Written by Benjamin Fisher on May 18, 2016
The agencies are tied together in collaboration on many projects but have clashed in recent years over the Mexican Gray Wolf Recovery Program, through which Fish and Wildlife has been tasked with reintroducing and developing populations of Mexican wolves in suitable habitats in Arizona and New Mexico.
In 2014, when Fish and Wildlife revealed its revised plans for wolf recovery, they included an expansion of the permitted range of the wolf from isolated spaces in New Mexico and Arizona to almost all of the land in those states between Interstate 40 and the U.S. border with Mexico. The Service also accelerated plans for reintroductions and translocations of wolves from captivity or elsewhere in the wild, respectively, according to a system of three zones.
It is these reintroductions that have the two agencies at odds. The conflict has its roots in the balance of powers between the state and federal agencies, with state Game and Fish asserting that federal Fish and Wildlife requires its permission to introduce any wildlife in the state.
On Friday, May 13, Game and Fish announced that it had filed suit in 7th Judicial District Court to force a halt of Fish and Wildlife’s “unpermitted” and “illegal” releases of wildlife — especially the Mexican wolf — in a press release titled “Department Takes Action to Stop USFWS from Ignoring Federal and State Law.”

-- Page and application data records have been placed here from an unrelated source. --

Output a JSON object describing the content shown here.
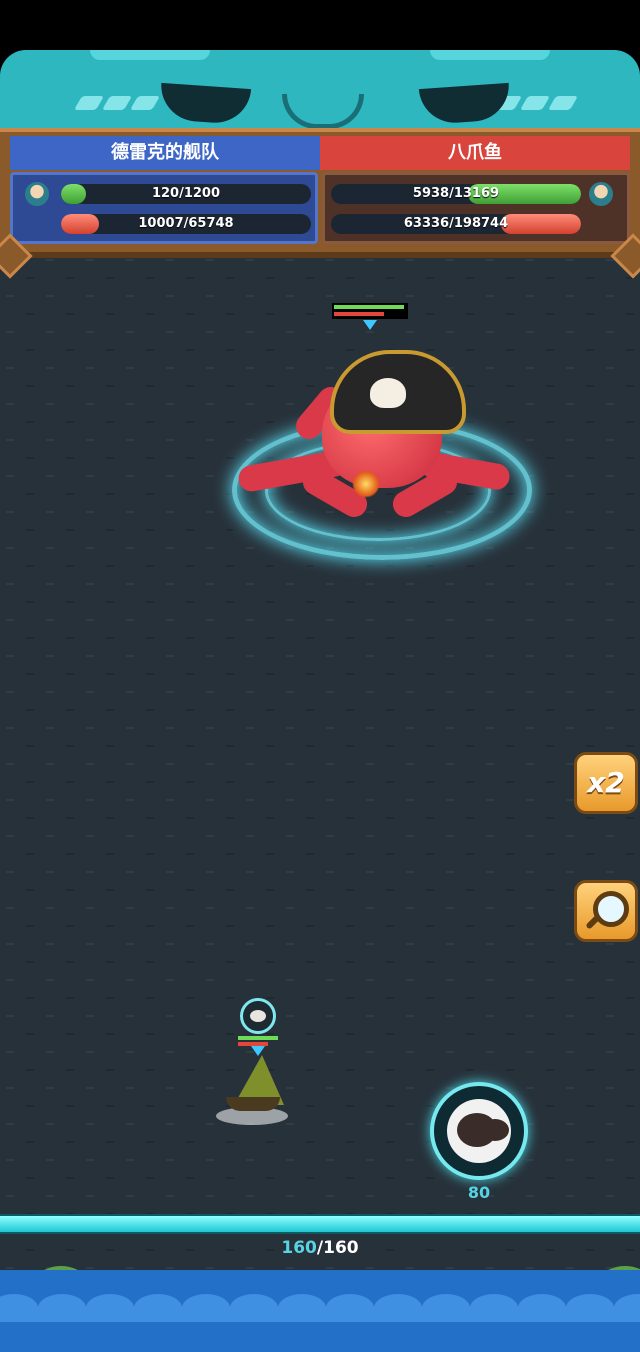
{
  "player_team": {
    "name": "德雷克的舰队",
    "crew_hp": "120/1200",
    "crew_fraction": 0.1,
    "ship_hp": "10007/65748",
    "ship_fraction": 0.152
  },
  "enemy_team": {
    "name": "八爪鱼",
    "crew_hp": "5938/13169",
    "crew_fraction": 0.451,
    "ship_hp": "63336/198744",
    "ship_fraction": 0.319
  },
  "controls": {
    "speed_label": "x2",
    "skill_cost": "80"
  },
  "energy": {
    "current": "160",
    "separator": "/",
    "max": "160",
    "fraction": 1.0
  },
  "icons": {
    "crew": "crew-icon",
    "ship": "ship-icon",
    "speed": "speed-x2-icon",
    "zoom": "magnifier-icon",
    "skill": "cannonball-icon"
  },
  "colors": {
    "player_blue": "#3e66c6",
    "enemy_red": "#d9453d",
    "hp_green": "#6fdc58",
    "hp_red": "#e4463a",
    "energy_cyan": "#56d4e6"
  }
}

“The USFWS decision to move forward with unpermitted and illegal releases of wildlife into New Mexico demonstrates a disregard for our state’s sovereignty,” Game and Fish Director Alexandra Sandoval was quoted as saying in the release. “We have a responsibility to uphold the laws of our state and ensure the USFWS complies with applicable state and federal law. We intend to take those actions necessary to ensure adherence.”
The release claimed that the Service violated a New Mexico law requiring a state permit before any non-domesticated animal’s release, as well as a federal law instructing the Service to obtain a permit before release.
While Fish and Wildlife Service External Affairs Officer John Bailey said it is against policy to comment on ongoing litigation, the wolf’s recovery is central to the agency’s philosophy.
“Recovery of the Mexican wolf is a Service priority, and we believe cross-fostering is a valuable technique that increases the genetic diversity of the species,” Bailey told the Daily Press. Cross-fostering, taking pups from one litter and spreading them to packs in other areas, is one of several Fish and Wildlife strategies at the foundation of this dispute.
Furthermore, Bailey said the Service’s future releases of Mexican wolves are still in the planning phases.
Later on May 13, Fish and Wildlife announced that it had changed the venue for the suit from New Mexico’s 7th Judicial District Court to the U.S. District Court in Las Cruces.
Game and Fish released a statement insisting the review of state law violations belongs in state court, but “regardless of venue, [the department is] committed to pursuing this matter.”
Another of the department’s issues is the “absence of a current, non-interim recovery plan” for the wolf. This deficiency has been bemoaned by both opponents and supporters of the Mexican gray wolf’s recovery, as Fish and Wildlife’s actions are now based on a 1982 plan that has never been updated, despite progress and changes in the recovery.
Grant County ranchers, regularly at odds with the wolf reintroduction, have also voiced support for a plan update.
“[Game and Fish] have said they want to see a recovery plan; Fish and Wildlife have said they will upgrade it and haven’t,” said Grant County rancher Ty Bays. “They want to see, ‘What is recovery?’”
Bays said Fish and Wildlife’s definition for recovery for the wolf has shifted drastically in the decades he has been following the program.
“In 1988, Fish and Wildlife said recovery is 100 wolves,” he said. “Well, they have reached 100 wolves or close to it, and now they’re saying 350. That is one number I have heard. They’re saddled with the Mexican wolf, but they manage all other wildlife here too. It is only right that the New Mexico Game and Fish Department know what the goal is here, and if it will change 10 years from now once the number hits 350.”
Ellke Duerr, filmmaker and author of “Wolves and Humans: A New Story of Coexistence,” said that in her research for her projects she has spoken with numerous biologists and other experts who said the 97 wolves currently recorded in the wild are not enough to keep other populations in check. “Herds of elk and deer, coyotes — when the wolf comes back, all the other species come into balance,” she said.
That balance, Duerr said, should extend to the various stakeholders involved. “We all belong at the table — ranchers, conservationists, agencies and wolves,” she said.
U.S. Forest Service regional personnel were unavailable for comment Tuesday as to how either outcome of this legal action could alter Gila National Forest plans.